My mom has flown out to visit us in the past. She’s offered me backup when we were in crisis mode. She’s visited Mary in the psychiatric unit of the hospital with me. My mother has seen the Littles rage and anger. She also sees their love and creativity. She has never once questioned their place in this family. She just loves us, warts and all! 

My parents now live about ten minutes away from us on the other side of town. They come for dinner, we go to church together, and they take our Littles occasionally to give Luke and I some alone time. My step-dad makes “black cows” for the kids with coke and ice cream. My mother reads aloud to them as she did for me so long ago. My husband takes my step-father to doctor’s appointments. It’s family. We aren’t alone out here, not anymore. 

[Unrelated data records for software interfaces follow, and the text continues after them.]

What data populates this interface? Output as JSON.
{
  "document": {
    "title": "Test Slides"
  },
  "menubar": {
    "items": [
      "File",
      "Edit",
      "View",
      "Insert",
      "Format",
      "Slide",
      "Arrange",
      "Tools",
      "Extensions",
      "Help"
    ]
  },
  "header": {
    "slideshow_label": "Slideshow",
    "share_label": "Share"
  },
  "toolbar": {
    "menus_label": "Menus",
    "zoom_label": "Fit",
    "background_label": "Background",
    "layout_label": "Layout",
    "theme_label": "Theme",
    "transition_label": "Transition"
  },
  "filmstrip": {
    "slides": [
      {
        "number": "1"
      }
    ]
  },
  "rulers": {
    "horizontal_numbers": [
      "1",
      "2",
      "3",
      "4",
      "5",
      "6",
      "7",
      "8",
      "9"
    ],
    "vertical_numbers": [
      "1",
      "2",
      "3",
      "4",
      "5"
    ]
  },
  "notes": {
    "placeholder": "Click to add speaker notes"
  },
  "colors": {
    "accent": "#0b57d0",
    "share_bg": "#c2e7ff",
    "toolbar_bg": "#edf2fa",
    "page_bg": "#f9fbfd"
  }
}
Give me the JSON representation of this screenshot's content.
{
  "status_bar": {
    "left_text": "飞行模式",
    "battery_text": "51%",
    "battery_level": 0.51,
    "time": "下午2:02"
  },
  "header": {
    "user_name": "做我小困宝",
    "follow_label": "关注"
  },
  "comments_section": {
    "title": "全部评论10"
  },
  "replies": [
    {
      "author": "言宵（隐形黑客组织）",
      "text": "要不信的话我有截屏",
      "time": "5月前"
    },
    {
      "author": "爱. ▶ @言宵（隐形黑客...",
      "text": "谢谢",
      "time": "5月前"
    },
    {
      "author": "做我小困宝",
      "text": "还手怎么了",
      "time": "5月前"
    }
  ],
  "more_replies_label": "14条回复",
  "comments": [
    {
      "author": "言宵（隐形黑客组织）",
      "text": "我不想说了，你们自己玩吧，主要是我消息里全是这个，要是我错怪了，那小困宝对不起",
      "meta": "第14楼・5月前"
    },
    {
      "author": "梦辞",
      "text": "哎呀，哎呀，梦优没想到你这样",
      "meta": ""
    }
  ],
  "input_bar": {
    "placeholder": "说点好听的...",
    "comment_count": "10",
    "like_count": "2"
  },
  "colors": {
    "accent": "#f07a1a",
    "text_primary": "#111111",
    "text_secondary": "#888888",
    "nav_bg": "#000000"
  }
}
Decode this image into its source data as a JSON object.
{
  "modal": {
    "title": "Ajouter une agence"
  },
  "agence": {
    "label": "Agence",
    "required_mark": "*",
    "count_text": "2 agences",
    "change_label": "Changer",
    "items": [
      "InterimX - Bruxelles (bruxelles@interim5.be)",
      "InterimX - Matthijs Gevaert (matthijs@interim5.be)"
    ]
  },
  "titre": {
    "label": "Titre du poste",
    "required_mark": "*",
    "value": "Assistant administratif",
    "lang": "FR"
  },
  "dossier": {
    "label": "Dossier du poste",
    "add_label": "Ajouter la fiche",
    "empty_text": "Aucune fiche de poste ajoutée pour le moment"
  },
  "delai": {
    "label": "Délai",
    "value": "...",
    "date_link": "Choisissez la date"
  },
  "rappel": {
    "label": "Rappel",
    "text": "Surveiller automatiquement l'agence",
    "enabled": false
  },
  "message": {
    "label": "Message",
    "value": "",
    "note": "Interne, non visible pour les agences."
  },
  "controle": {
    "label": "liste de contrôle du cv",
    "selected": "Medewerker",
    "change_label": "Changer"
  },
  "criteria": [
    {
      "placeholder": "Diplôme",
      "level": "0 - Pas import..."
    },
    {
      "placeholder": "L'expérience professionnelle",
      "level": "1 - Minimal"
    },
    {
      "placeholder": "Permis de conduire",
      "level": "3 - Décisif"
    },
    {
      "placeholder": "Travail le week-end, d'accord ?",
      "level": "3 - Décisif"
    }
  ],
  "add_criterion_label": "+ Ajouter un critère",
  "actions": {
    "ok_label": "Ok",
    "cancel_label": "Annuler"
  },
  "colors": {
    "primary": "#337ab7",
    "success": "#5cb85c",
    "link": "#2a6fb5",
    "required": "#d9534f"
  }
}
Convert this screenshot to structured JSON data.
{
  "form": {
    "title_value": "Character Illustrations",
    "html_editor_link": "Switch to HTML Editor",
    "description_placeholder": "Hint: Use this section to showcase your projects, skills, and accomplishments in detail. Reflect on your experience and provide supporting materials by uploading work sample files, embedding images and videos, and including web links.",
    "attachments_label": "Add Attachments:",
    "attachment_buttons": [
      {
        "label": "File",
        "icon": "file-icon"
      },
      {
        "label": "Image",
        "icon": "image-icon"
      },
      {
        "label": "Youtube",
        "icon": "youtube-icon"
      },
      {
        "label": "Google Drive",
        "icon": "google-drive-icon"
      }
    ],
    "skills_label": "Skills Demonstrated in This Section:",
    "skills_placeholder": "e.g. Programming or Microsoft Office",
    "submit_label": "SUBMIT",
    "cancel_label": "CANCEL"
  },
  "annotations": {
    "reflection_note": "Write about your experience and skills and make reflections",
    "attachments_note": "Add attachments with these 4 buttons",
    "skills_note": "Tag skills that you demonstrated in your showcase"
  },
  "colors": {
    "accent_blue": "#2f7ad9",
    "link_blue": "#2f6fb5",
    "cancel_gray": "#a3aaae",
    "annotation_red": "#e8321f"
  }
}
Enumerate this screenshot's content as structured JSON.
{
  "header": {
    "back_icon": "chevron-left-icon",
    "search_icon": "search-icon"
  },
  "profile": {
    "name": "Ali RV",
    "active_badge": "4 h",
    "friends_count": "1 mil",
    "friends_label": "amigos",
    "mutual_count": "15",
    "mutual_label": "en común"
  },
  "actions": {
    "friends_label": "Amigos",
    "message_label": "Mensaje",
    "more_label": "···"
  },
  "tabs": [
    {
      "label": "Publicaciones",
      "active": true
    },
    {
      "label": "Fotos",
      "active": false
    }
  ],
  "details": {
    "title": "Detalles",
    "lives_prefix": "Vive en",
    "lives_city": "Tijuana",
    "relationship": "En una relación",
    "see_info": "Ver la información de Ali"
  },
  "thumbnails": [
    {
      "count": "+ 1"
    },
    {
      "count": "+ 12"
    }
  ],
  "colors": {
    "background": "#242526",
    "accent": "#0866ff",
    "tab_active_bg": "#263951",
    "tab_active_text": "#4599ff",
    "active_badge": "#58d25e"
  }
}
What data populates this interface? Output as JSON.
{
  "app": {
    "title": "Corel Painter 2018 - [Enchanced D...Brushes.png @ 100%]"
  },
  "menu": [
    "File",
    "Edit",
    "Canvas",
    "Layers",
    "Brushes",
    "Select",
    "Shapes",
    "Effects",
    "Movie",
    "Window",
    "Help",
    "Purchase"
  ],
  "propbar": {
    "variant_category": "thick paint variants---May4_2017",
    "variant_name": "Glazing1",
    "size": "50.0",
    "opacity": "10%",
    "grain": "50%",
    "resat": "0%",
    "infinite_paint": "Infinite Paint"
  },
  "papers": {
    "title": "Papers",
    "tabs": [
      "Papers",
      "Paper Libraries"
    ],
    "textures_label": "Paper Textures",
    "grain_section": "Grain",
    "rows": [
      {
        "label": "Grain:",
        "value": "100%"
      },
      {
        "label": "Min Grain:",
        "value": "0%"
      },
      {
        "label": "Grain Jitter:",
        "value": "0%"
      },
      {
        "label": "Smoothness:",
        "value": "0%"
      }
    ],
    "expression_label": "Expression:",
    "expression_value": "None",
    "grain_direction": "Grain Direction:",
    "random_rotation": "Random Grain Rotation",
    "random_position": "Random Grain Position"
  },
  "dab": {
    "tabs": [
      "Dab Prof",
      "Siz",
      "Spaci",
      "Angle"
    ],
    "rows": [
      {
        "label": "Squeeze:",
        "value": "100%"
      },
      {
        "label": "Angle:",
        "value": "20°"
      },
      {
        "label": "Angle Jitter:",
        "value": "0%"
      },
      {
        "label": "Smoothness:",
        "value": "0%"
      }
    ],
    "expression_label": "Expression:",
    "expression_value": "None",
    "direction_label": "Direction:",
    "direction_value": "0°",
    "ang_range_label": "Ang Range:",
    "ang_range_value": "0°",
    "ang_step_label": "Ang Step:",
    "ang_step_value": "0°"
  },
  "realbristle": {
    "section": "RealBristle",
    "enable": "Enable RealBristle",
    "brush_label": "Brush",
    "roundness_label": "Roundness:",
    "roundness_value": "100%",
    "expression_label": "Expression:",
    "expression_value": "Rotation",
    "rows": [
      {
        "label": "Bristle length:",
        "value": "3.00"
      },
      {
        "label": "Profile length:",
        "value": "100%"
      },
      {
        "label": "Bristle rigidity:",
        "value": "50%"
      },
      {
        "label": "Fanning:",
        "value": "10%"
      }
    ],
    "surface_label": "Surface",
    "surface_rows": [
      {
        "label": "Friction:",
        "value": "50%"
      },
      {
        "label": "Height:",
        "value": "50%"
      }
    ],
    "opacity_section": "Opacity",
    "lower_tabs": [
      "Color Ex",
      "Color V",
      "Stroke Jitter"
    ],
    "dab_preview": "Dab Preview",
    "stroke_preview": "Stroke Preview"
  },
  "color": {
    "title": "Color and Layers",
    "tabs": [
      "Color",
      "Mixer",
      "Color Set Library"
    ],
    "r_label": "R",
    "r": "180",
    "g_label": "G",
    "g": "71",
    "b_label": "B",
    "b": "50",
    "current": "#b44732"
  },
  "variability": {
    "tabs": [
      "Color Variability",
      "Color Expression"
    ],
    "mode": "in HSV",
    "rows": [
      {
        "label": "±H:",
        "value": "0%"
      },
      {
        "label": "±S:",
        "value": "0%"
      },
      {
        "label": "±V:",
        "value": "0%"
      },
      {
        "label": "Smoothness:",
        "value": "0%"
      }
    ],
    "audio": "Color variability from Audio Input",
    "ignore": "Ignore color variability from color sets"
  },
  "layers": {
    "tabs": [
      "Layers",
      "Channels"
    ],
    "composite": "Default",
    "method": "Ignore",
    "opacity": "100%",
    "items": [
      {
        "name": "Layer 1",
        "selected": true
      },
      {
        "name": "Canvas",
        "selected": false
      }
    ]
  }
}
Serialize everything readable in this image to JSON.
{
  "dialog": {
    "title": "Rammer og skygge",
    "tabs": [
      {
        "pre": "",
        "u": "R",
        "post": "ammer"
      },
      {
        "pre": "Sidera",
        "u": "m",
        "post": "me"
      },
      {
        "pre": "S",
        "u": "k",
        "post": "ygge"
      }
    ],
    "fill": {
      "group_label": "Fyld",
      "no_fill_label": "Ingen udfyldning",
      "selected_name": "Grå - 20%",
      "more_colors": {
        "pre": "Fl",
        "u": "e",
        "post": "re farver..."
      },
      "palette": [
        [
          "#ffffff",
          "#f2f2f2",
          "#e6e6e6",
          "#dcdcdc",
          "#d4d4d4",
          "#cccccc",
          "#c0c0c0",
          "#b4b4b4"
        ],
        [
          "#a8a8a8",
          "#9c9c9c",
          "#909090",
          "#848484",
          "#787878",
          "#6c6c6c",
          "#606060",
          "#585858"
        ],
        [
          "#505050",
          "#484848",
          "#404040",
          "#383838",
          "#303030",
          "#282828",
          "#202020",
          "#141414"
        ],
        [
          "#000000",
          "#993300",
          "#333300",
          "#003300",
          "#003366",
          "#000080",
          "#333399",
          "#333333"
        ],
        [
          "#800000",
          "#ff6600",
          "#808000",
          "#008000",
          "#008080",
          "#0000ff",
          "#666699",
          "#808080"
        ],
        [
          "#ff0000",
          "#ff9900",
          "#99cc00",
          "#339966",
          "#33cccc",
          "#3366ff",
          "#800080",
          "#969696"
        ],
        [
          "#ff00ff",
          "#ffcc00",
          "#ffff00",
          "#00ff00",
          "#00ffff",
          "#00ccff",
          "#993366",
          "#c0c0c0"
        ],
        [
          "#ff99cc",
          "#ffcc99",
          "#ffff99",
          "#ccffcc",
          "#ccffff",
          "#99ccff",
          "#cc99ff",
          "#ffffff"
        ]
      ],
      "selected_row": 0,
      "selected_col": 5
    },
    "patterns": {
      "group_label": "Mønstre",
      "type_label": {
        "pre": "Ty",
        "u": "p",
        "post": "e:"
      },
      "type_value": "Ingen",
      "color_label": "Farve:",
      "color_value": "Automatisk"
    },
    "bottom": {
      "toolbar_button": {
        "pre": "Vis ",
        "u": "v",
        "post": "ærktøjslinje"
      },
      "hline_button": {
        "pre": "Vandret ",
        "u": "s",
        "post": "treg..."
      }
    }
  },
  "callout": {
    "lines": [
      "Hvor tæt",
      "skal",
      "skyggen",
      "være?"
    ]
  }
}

I can’t tell you how much it means to me to have my mommy when I’m hurt like this. She’s offered to drive me places or come with me to work. She keeps me company when I’m stuck at home. Sometimes she makes me coffee with a bit of Kaulua in it. She loves me. When I’m with her I am reminded of a time when I was safe and small and someone else made the tough decisions. 

Luke and I are not alone. I don’t have to carry all of the weight on my back. For now, my body is telling me to slow down. I’m hurt but I have my family. 

I only hope that one day I can be the kind of mom who radiates safety and love. I want to be the mom who shares the weight of the world. When I finally grow up? I want to be just like my mom. 

**Names have been changed to protect the privacy of those involved.